Under Pinkel, Mizzou was usually at its best when its seniors took ownership and stepped up. This year’s senior class is almost too small to provide the requisite leadership, and if you’re looking to figure out if “Year One” under Odom in 2017 is going to include a rebound, you’re basically asking if these juniors will step up and take charge, both in the offseason and on the field:

Missouri’s 2017 senior class

(I’m still under the assumption that Charles Harris will be declaring for the NFL Draft, so I’m not listing him here.)
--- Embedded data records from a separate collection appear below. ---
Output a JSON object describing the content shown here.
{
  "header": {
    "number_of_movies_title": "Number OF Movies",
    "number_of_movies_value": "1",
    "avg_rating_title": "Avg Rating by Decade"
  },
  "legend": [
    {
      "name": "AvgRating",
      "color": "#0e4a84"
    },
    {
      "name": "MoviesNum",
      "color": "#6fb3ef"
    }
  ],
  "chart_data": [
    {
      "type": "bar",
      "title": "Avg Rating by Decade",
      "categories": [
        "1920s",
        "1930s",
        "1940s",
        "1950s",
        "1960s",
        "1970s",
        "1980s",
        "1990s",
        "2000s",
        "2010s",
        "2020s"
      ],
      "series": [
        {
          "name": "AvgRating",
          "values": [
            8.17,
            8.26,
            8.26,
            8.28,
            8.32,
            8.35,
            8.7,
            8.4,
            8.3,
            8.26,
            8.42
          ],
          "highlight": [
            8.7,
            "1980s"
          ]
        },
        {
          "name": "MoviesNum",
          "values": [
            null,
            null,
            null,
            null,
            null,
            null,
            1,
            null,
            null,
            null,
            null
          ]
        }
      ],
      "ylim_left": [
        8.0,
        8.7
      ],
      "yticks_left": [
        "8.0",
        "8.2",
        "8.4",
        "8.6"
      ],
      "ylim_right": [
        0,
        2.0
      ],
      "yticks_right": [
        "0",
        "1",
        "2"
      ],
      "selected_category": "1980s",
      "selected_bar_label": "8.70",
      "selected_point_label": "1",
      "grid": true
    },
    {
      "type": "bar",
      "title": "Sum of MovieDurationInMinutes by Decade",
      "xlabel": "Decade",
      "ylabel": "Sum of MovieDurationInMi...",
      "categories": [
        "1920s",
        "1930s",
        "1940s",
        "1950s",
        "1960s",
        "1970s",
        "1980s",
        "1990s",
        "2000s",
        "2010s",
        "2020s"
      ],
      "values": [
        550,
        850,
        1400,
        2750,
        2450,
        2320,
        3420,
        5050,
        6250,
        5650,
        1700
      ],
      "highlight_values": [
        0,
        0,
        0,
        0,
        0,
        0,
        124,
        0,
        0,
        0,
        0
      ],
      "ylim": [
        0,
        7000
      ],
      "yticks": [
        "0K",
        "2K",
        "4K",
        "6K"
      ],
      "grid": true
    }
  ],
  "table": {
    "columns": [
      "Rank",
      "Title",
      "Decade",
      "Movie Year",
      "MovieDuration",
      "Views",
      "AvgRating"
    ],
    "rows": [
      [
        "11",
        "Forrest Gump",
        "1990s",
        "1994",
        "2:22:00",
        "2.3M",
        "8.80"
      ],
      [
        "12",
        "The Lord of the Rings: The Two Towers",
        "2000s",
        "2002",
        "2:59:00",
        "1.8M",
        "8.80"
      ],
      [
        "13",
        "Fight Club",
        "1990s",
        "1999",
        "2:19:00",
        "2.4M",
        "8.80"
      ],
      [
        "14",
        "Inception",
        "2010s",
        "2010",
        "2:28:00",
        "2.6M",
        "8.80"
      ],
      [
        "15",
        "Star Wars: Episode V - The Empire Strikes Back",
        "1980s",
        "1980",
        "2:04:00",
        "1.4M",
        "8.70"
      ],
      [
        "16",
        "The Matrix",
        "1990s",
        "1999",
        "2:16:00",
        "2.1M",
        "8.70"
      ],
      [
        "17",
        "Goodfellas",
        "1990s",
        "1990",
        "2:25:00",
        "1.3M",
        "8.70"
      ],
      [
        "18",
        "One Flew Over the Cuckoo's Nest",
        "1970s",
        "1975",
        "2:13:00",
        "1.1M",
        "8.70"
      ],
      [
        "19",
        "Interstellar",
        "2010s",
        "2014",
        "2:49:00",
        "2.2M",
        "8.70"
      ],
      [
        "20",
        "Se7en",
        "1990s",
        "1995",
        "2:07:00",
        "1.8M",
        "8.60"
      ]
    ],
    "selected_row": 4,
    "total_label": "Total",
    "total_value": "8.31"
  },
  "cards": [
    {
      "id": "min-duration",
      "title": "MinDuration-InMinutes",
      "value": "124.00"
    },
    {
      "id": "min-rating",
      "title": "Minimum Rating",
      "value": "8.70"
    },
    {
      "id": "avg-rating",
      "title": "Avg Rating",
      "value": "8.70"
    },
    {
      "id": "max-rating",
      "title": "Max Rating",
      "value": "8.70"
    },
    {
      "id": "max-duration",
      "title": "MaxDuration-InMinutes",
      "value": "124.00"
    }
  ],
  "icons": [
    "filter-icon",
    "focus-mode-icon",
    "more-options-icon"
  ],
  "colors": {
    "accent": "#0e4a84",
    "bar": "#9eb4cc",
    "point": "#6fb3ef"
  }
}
  • Current starters: S Thomas Wilson, WR J’Mon Moore, WR Nate Brown (though at this point, he might be a redshirt junior), OL Tyler Howell, OL Alec Abeln, DE Marcell Frazier, DT A.J. Logan, LB Joey Burkett
  • Current contributors: RB Ish Witter, TE Jason Reese, OL Adam Ploudre, CB Logan Cheadle, DE Jordan Harold, LB Eric Beisel, S Anthony Sherrils
  • Others: QB Jack Lowary, WR Dominic Collins, CB Anthony Hines

From a quantity standpoint, that’s a little bit better, but it’s still only 18 guys. And from a quality standpoint, it’s ... okay. Guys like Wilson, Howell, Frazier, and Reese have shown a pretty high ceiling; maybe they’ll put all the pieces together. Or maybe we’ll be waiting until 2018 for things to come together around the current sophomores.

I think we all knew this season could go poorly, even while we expressed reasonably optimistic predictions. And to be sure, this defense shouldn’t be this bad no matter what. There’s a lot to assess this coming offseason.

But no matter how we got here, we’re here. And the last four games of this season are for searching for evidence of future leadership and future breakthroughs.

We can certainly still hope for a win or two, too. That would be bonus proof of concept.

By the way, to those who voted this way...

...just stop. Please. Have some respect for yourself and your damn school.